- Exercise material:

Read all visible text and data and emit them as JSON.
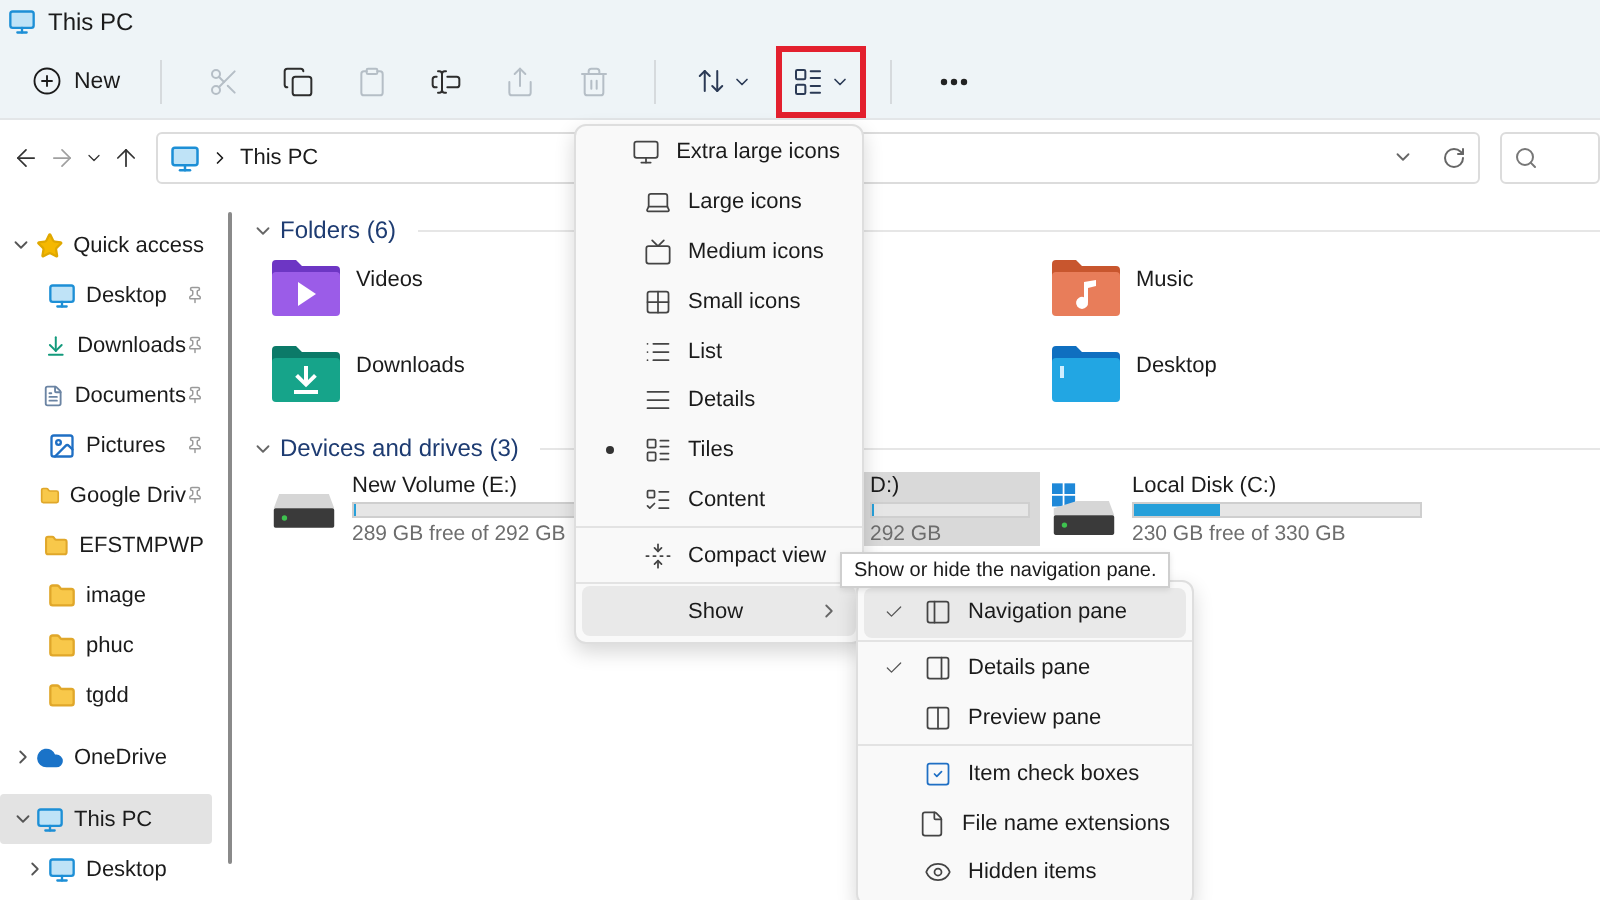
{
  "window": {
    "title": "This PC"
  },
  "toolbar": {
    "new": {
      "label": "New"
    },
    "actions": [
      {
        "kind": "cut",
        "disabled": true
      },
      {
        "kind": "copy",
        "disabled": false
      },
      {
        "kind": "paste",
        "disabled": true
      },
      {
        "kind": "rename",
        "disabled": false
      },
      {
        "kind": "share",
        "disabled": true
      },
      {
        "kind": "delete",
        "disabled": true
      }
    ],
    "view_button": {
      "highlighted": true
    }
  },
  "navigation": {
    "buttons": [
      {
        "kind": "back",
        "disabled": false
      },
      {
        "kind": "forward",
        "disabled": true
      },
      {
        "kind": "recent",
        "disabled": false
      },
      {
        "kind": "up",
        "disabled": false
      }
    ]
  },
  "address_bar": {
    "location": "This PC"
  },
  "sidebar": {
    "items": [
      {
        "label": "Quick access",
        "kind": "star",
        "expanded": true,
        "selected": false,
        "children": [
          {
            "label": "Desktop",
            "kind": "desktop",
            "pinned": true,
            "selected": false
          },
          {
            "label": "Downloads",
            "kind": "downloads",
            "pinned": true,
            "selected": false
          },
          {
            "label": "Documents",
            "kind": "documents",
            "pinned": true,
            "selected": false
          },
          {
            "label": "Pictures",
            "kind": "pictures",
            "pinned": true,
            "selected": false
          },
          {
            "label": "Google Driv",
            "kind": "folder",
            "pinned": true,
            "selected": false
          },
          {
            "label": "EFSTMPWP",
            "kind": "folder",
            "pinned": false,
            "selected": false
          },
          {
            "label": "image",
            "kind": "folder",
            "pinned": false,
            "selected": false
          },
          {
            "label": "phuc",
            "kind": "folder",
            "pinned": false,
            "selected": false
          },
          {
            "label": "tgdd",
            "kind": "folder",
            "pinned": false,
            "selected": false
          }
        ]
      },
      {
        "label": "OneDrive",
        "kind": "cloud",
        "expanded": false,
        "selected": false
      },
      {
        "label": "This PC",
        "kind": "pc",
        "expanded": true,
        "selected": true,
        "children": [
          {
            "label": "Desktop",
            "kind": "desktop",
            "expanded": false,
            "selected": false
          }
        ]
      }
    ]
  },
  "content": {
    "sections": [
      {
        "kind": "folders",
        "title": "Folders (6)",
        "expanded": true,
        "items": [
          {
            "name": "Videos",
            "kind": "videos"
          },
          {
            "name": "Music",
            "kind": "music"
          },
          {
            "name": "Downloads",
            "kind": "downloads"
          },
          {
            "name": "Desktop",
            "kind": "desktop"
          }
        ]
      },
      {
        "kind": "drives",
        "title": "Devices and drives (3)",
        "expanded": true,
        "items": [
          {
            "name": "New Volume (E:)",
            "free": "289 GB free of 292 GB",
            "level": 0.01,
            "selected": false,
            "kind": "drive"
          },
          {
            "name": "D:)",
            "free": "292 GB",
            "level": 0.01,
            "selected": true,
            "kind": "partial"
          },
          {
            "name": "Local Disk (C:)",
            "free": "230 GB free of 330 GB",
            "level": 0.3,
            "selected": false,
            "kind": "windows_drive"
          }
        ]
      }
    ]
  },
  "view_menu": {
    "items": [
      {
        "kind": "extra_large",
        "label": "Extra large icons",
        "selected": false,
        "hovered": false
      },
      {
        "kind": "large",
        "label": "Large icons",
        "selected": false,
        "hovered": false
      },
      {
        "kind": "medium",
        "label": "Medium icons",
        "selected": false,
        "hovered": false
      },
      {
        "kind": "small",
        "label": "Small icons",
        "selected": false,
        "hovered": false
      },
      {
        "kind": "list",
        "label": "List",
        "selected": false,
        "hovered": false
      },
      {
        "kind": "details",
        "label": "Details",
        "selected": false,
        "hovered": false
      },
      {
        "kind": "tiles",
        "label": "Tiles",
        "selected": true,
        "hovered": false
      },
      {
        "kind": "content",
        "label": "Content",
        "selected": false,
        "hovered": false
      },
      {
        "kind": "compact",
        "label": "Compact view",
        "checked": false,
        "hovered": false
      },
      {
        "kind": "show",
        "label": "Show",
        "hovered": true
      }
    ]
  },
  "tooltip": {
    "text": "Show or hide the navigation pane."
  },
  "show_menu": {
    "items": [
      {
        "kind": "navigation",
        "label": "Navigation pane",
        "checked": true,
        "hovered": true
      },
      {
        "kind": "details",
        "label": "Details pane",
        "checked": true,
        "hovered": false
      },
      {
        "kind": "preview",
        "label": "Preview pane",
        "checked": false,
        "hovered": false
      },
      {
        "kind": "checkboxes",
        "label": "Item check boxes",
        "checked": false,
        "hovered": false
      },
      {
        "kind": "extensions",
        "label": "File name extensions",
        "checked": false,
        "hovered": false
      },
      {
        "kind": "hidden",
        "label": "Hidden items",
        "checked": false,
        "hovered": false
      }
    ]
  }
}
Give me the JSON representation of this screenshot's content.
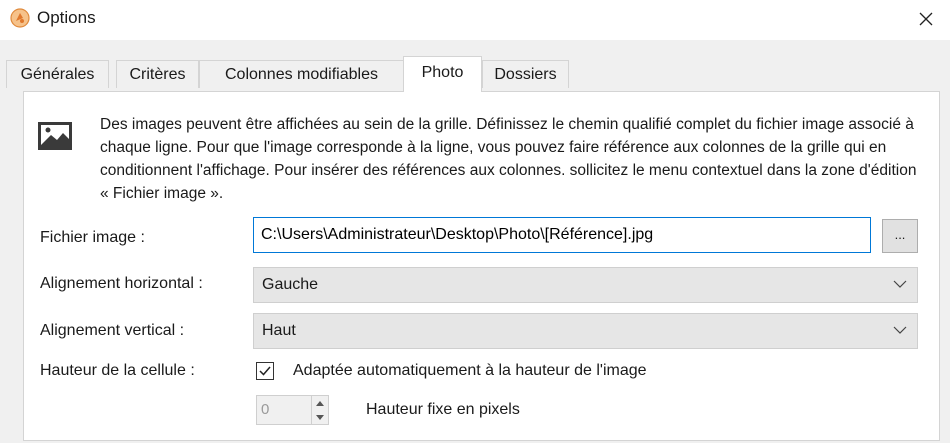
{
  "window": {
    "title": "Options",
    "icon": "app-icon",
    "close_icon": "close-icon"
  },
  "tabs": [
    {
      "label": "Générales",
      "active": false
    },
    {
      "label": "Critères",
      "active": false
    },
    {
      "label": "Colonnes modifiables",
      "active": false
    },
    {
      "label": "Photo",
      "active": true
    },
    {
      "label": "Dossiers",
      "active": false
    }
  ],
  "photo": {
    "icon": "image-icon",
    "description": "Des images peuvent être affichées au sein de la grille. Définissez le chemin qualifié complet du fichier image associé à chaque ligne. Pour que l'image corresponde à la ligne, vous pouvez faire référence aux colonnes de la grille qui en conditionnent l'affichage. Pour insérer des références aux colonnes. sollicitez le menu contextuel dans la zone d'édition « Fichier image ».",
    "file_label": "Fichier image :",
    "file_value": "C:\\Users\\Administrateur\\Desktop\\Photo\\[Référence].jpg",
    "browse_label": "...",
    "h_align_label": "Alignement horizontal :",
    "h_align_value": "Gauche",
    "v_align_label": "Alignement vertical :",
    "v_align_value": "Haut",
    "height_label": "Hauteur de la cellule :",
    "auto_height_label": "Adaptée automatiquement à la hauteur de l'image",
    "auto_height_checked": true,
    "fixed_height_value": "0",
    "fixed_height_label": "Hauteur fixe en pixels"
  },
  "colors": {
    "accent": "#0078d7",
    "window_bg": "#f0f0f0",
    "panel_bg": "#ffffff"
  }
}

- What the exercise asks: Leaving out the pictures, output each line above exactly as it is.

- The completed task:
Read all visible text and data and emit them as JSON.
{
  "window": {
    "title": "This PC"
  },
  "toolbar": {
    "new": {
      "label": "New"
    },
    "actions": [
      {
        "kind": "cut",
        "disabled": true
      },
      {
        "kind": "copy",
        "disabled": false
      },
      {
        "kind": "paste",
        "disabled": true
      },
      {
        "kind": "rename",
        "disabled": false
      },
      {
        "kind": "share",
        "disabled": true
      },
      {
        "kind": "delete",
        "disabled": true
      }
    ],
    "view_button": {
      "highlighted": true
    }
  },
  "navigation": {
    "buttons": [
      {
        "kind": "back",
        "disabled": false
      },
      {
        "kind": "forward",
        "disabled": true
      },
      {
        "kind": "recent",
        "disabled": false
      },
      {
        "kind": "up",
        "disabled": false
      }
    ]
  },
  "address_bar": {
    "location": "This PC"
  },
  "sidebar": {
    "items": [
      {
        "label": "Quick access",
        "kind": "star",
        "expanded": true,
        "selected": false,
        "children": [
          {
            "label": "Desktop",
            "kind": "desktop",
            "pinned": true,
            "selected": false
          },
          {
            "label": "Downloads",
            "kind": "downloads",
            "pinned": true,
            "selected": false
          },
          {
            "label": "Documents",
            "kind": "documents",
            "pinned": true,
            "selected": false
          },
          {
            "label": "Pictures",
            "kind": "pictures",
            "pinned": true,
            "selected": false
          },
          {
            "label": "Google Driv",
            "kind": "folder",
            "pinned": true,
            "selected": false
          },
          {
            "label": "EFSTMPWP",
            "kind": "folder",
            "pinned": false,
            "selected": false
          },
          {
            "label": "image",
            "kind": "folder",
            "pinned": false,
            "selected": false
          },
          {
            "label": "phuc",
            "kind": "folder",
            "pinned": false,
            "selected": false
          },
          {
            "label": "tgdd",
            "kind": "folder",
            "pinned": false,
            "selected": false
          }
        ]
      },
      {
        "label": "OneDrive",
        "kind": "cloud",
        "expanded": false,
        "selected": false
      },
      {
        "label": "This PC",
        "kind": "pc",
        "expanded": true,
        "selected": true,
        "children": [
          {
            "label": "Desktop",
            "kind": "desktop",
            "expanded": false,
            "selected": false
          }
        ]
      }
    ]
  },
  "content": {
    "sections": [
      {
        "kind": "folders",
        "title": "Folders (6)",
        "expanded": true,
        "items": [
          {
            "name": "Videos",
            "kind": "videos"
          },
          {
            "name": "Music",
            "kind": "music"
          },
          {
            "name": "Downloads",
            "kind": "downloads"
          },
          {
            "name": "Desktop",
            "kind": "desktop"
          }
        ]
      },
      {
        "kind": "drives",
        "title": "Devices and drives (3)",
        "expanded": true,
        "items": [
          {
            "name": "New Volume (E:)",
            "free": "289 GB free of 292 GB",
            "level": 0.01,
            "selected": false,
            "kind": "drive"
          },
          {
            "name": "D:)",
            "free": "292 GB",
            "level": 0.01,
            "selected": true,
            "kind": "partial"
          },
          {
            "name": "Local Disk (C:)",
            "free": "230 GB free of 330 GB",
            "level": 0.3,
            "selected": false,
            "kind": "windows_drive"
          }
        ]
      }
    ]
  },
  "view_menu": {
    "items": [
      {
        "kind": "extra_large",
        "label": "Extra large icons",
        "selected": false,
        "hovered": false
      },
      {
        "kind": "large",
        "label": "Large icons",
        "selected": false,
        "hovered": false
      },
      {
        "kind": "medium",
        "label": "Medium icons",
        "selected": false,
        "hovered": false
      },
      {
        "kind": "small",
        "label": "Small icons",
        "selected": false,
        "hovered": false
      },
      {
        "kind": "list",
        "label": "List",
        "selected": false,
        "hovered": false
      },
      {
        "kind": "details",
        "label": "Details",
        "selected": false,
        "hovered": false
      },
      {
        "kind": "tiles",
        "label": "Tiles",
        "selected": true,
        "hovered": false
      },
      {
        "kind": "content",
        "label": "Content",
        "selected": false,
        "hovered": false
      },
      {
        "kind": "compact",
        "label": "Compact view",
        "checked": false,
        "hovered": false
      },
      {
        "kind": "show",
        "label": "Show",
        "hovered": true
      }
    ]
  },
  "tooltip": {
    "text": "Show or hide the navigation pane."
  },
  "show_menu": {
    "items": [
      {
        "kind": "navigation",
        "label": "Navigation pane",
        "checked": true,
        "hovered": true
      },
      {
        "kind": "details",
        "label": "Details pane",
        "checked": true,
        "hovered": false
      },
      {
        "kind": "preview",
        "label": "Preview pane",
        "checked": false,
        "hovered": false
      },
      {
        "kind": "checkboxes",
        "label": "Item check boxes",
        "checked": false,
        "hovered": false
      },
      {
        "kind": "extensions",
        "label": "File name extensions",
        "checked": false,
        "hovered": false
      },
      {
        "kind": "hidden",
        "label": "Hidden items",
        "checked": false,
        "hovered": false
      }
    ]
  }
}
Give me the JSON representation of this screenshot's content.
{
  "window": {
    "title": "Options",
    "icon": "app-icon",
    "close_icon": "close-icon"
  },
  "tabs": [
    {
      "label": "Générales",
      "active": false
    },
    {
      "label": "Critères",
      "active": false
    },
    {
      "label": "Colonnes modifiables",
      "active": false
    },
    {
      "label": "Photo",
      "active": true
    },
    {
      "label": "Dossiers",
      "active": false
    }
  ],
  "photo": {
    "icon": "image-icon",
    "description": "Des images peuvent être affichées au sein de la grille. Définissez le chemin qualifié complet du fichier image associé à chaque ligne. Pour que l'image corresponde à la ligne, vous pouvez faire référence aux colonnes de la grille qui en conditionnent l'affichage. Pour insérer des références aux colonnes. sollicitez le menu contextuel dans la zone d'édition « Fichier image ».",
    "file_label": "Fichier image :",
    "file_value": "C:\\Users\\Administrateur\\Desktop\\Photo\\[Référence].jpg",
    "browse_label": "...",
    "h_align_label": "Alignement horizontal :",
    "h_align_value": "Gauche",
    "v_align_label": "Alignement vertical :",
    "v_align_value": "Haut",
    "height_label": "Hauteur de la cellule :",
    "auto_height_label": "Adaptée automatiquement à la hauteur de l'image",
    "auto_height_checked": true,
    "fixed_height_value": "0",
    "fixed_height_label": "Hauteur fixe en pixels"
  },
  "colors": {
    "accent": "#0078d7",
    "window_bg": "#f0f0f0",
    "panel_bg": "#ffffff"
  }
}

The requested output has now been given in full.